This ruling [Massachusetts v. EPA] should herald the beginning of a carbon-constrained U.S. economy.
For guidance on which to base a policy [on how to regulate greenhouse gas tailpipe emissions], we can look to the results from the last time the Clean Air Act was amended, in 1990. Those amendments required substantial reductions in the emissions of sulfur dioxide (SO2), the primary component of acid rain. There was broad agreement that acid rain was seriously damaging our environment. There was less unanimity about the method to be used to achieve the reduction in emissions - a market-based cap-and-trade system.
Cap-and-trade works for free marketeers and pro-regulation environmentalists, and actually creates incentives to reduce pollutants. Everyone wins, especially companies who innovate.
There will be a renewed push in Congress to create such a program to force the EPA's plan. McCain and Lieberman have a bill that would do just that, not just for car tailpipes, but all carbon dioxide emissions (like coal-fire electric power plants, oil refineries, etc.) With Democrats now in control, I would assume that a version of this bill will come out of EPW committee in the Senate and the House's select committee on Global Warming or Energy and Commerce committee.
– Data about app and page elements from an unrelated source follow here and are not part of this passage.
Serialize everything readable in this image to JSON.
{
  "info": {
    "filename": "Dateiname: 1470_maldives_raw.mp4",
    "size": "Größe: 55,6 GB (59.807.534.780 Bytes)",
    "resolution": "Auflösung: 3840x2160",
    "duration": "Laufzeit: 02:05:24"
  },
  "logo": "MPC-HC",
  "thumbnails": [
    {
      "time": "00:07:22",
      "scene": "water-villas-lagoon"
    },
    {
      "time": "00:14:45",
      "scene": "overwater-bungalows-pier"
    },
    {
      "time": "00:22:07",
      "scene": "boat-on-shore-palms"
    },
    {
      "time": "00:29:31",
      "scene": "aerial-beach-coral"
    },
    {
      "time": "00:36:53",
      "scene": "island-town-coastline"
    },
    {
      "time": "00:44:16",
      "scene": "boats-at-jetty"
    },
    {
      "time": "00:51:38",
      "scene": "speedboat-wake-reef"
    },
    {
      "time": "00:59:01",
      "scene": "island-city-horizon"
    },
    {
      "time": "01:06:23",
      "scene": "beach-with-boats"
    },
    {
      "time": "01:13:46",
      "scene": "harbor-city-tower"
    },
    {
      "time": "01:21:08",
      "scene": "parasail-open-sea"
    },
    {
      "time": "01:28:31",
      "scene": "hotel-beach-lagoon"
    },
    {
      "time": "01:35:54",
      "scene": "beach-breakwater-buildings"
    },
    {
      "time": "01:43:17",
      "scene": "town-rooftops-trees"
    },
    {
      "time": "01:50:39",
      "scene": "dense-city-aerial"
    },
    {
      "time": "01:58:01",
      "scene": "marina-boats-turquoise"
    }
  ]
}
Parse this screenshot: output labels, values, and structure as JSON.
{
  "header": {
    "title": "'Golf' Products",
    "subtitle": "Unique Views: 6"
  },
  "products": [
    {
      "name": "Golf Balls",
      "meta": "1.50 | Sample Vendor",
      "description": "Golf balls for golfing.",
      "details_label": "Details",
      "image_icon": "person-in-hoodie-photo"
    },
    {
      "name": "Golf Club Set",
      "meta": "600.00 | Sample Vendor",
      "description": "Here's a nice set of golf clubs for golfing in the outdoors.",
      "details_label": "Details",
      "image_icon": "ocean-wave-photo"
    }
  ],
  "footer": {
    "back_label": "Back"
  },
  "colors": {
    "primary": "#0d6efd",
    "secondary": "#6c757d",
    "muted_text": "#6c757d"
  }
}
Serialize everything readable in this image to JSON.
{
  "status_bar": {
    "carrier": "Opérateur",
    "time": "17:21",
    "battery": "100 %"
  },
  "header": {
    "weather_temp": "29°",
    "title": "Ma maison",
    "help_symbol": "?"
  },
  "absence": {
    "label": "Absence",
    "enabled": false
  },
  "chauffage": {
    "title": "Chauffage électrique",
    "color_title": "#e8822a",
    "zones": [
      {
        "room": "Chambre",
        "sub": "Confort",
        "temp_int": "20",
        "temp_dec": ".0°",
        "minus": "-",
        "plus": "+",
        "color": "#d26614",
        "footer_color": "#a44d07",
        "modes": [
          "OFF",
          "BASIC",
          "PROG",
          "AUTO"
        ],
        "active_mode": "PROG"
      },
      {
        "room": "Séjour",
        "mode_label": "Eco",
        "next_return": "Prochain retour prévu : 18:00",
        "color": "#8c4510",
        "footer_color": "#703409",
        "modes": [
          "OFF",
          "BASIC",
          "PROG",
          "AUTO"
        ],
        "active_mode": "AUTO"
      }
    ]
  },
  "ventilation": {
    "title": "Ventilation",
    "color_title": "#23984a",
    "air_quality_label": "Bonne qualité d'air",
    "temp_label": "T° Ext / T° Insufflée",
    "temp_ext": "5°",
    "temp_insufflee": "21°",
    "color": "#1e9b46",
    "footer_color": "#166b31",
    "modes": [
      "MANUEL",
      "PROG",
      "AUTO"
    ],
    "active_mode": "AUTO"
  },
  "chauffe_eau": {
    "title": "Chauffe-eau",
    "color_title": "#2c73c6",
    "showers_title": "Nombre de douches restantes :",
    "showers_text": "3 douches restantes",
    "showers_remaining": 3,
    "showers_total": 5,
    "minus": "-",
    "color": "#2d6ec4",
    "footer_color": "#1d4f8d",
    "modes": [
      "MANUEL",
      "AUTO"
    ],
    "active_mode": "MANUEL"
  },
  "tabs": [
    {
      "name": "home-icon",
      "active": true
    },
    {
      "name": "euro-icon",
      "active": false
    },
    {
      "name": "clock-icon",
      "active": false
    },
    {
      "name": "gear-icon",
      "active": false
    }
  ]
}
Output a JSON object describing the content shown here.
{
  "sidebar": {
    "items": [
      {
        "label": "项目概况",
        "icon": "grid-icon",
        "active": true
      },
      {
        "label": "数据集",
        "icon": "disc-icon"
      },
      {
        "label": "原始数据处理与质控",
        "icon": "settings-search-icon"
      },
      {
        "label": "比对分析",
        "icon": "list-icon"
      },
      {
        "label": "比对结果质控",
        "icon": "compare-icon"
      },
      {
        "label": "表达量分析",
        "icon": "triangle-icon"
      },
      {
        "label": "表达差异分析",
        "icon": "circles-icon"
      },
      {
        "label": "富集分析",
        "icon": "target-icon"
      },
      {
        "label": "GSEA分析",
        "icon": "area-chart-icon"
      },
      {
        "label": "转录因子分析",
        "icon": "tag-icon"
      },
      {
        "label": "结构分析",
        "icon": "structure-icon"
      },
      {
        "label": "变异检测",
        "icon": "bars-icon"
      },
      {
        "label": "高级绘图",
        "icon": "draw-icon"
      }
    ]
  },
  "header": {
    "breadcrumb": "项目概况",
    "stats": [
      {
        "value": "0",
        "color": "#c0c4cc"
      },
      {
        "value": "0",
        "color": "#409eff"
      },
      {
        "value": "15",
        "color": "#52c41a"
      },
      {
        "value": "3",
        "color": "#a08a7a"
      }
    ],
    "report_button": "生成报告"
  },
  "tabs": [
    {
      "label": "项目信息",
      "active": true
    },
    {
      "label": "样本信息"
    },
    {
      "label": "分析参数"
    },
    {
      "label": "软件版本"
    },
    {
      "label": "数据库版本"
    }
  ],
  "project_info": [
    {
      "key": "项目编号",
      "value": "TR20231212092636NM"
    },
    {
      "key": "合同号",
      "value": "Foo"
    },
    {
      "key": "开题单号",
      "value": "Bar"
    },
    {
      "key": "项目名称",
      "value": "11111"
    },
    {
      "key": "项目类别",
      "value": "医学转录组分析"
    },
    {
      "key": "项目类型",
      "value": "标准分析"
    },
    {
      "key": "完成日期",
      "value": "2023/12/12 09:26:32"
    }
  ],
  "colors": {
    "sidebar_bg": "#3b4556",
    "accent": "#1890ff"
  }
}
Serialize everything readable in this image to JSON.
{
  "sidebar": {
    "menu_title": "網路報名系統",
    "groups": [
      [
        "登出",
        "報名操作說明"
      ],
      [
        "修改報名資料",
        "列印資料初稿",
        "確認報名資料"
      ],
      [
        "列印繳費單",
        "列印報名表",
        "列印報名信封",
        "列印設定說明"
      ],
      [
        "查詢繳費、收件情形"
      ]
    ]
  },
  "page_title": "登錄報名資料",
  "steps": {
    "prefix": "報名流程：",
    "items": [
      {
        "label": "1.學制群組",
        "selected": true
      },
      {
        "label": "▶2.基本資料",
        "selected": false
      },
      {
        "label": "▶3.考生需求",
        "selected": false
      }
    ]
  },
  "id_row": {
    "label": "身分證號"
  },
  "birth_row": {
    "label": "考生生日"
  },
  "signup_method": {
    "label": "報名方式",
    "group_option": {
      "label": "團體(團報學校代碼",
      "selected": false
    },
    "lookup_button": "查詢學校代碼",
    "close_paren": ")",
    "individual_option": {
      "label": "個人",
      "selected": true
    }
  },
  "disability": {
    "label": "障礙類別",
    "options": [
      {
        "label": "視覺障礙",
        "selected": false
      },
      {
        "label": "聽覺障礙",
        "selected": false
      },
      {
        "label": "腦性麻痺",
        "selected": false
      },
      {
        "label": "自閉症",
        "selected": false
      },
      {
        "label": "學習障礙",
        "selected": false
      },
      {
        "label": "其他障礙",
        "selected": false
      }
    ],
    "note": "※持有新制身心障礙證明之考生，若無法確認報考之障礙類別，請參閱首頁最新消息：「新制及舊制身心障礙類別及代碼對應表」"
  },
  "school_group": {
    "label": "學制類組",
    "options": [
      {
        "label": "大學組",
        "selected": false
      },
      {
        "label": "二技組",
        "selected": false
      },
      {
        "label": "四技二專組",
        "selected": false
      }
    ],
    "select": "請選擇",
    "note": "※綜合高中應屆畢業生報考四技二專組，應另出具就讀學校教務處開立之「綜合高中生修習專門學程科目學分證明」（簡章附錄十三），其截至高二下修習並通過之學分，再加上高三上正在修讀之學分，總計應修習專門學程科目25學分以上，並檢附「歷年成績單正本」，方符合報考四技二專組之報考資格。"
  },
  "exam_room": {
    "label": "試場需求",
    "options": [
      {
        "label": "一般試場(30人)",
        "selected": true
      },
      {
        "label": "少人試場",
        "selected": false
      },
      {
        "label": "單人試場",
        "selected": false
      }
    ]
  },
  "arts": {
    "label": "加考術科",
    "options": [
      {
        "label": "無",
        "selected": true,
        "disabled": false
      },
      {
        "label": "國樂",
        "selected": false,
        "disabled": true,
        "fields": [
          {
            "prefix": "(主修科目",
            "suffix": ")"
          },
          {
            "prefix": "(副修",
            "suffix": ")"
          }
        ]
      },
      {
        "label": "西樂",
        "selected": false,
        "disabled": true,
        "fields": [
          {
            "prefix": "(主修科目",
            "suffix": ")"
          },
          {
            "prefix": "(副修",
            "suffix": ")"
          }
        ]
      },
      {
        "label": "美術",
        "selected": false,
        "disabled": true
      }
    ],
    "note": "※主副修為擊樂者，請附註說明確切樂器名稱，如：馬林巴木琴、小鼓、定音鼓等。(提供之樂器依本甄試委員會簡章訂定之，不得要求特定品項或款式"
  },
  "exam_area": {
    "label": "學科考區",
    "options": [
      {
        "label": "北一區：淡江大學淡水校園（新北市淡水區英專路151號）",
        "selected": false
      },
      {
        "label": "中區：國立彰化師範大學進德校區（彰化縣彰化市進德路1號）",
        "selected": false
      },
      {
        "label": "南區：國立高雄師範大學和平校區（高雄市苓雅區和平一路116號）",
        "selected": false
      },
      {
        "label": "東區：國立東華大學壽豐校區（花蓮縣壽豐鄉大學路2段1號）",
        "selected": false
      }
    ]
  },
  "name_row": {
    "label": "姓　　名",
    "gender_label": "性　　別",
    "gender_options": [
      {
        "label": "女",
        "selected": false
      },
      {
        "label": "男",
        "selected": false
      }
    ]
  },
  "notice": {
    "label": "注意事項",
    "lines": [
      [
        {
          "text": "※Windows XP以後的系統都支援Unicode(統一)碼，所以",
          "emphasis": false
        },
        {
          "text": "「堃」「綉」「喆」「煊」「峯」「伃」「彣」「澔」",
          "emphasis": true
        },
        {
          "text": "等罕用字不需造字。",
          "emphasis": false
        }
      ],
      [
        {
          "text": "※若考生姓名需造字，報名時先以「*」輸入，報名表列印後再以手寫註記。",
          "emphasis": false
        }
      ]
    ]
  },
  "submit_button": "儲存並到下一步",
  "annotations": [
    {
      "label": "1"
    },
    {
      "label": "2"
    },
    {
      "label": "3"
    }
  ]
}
Moderate Republicans, ex-Democrats (Joe Lieberman) and Democrats can form a working majority and pass this bill.